What the exercise asks: Look through the records and copy every line in which "text" appears.

Recorded data:
****************************************

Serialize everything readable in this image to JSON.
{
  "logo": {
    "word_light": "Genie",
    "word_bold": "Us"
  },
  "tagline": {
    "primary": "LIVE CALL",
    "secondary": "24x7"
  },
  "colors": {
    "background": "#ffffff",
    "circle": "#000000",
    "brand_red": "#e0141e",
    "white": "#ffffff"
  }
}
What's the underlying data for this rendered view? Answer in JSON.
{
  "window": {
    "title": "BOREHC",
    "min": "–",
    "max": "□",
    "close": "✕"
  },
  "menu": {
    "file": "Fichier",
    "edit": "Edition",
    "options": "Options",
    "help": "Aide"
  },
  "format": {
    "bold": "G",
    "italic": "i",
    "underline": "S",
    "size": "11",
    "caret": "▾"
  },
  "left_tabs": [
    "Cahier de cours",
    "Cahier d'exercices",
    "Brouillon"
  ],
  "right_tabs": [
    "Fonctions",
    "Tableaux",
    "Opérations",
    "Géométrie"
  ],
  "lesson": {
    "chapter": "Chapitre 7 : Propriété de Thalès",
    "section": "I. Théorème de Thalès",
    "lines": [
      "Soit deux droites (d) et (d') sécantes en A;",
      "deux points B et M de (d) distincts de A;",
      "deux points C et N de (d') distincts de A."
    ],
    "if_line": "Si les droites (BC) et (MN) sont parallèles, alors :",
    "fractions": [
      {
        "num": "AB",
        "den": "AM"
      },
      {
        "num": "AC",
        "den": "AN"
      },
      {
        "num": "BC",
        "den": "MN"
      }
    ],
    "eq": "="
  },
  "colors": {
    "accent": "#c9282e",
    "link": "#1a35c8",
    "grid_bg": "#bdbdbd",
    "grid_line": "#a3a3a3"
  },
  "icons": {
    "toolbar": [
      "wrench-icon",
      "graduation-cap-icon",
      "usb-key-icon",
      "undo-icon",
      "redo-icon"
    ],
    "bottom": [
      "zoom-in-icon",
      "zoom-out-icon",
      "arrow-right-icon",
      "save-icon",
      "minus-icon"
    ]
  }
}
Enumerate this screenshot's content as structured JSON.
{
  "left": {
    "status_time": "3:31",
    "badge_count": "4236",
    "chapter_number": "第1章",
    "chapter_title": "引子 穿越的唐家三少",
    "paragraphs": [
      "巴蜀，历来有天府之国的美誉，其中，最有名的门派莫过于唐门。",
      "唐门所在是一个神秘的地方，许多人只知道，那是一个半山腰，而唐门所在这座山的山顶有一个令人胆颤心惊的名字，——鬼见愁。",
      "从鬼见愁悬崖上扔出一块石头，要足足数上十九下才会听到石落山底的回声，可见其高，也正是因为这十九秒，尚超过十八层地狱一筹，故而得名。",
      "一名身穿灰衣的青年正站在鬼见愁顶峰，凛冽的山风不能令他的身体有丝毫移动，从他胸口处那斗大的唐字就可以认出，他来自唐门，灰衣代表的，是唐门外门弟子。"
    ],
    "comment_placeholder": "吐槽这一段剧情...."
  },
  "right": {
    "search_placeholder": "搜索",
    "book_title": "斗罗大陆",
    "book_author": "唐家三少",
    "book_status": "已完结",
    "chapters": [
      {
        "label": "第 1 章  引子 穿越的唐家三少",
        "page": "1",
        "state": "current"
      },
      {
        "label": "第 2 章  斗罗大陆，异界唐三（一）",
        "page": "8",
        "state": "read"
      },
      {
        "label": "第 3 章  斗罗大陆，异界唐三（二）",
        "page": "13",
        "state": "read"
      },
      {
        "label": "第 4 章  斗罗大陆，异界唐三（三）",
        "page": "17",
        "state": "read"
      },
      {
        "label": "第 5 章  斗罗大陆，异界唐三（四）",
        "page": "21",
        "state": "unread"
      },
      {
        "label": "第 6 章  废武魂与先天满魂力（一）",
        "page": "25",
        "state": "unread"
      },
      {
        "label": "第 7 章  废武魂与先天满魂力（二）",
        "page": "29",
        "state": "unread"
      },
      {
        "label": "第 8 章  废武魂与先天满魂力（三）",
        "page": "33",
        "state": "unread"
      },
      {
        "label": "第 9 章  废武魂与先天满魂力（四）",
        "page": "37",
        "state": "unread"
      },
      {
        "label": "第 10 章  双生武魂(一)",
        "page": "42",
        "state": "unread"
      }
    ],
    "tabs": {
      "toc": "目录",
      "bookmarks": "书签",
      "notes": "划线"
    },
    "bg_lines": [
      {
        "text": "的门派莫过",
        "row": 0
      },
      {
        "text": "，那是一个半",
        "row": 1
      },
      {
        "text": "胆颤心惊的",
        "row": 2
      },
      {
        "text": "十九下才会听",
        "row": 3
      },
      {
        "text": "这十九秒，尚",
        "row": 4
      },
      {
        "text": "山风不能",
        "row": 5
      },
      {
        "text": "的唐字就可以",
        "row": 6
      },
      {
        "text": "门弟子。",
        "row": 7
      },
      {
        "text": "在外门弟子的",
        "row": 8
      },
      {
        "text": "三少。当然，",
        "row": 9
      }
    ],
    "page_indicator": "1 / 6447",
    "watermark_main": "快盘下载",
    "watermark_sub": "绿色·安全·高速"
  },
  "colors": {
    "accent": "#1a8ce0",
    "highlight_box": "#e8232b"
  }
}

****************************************

Task answer:
        "text": "的门派莫过",
        "text": "，那是一个半",
        "text": "胆颤心惊的",
        "text": "十九下才会听",
        "text": "这十九秒，尚",
        "text": "山风不能",
        "text": "的唐字就可以",
        "text": "门弟子。",
        "text": "在外门弟子的",
        "text": "三少。当然，",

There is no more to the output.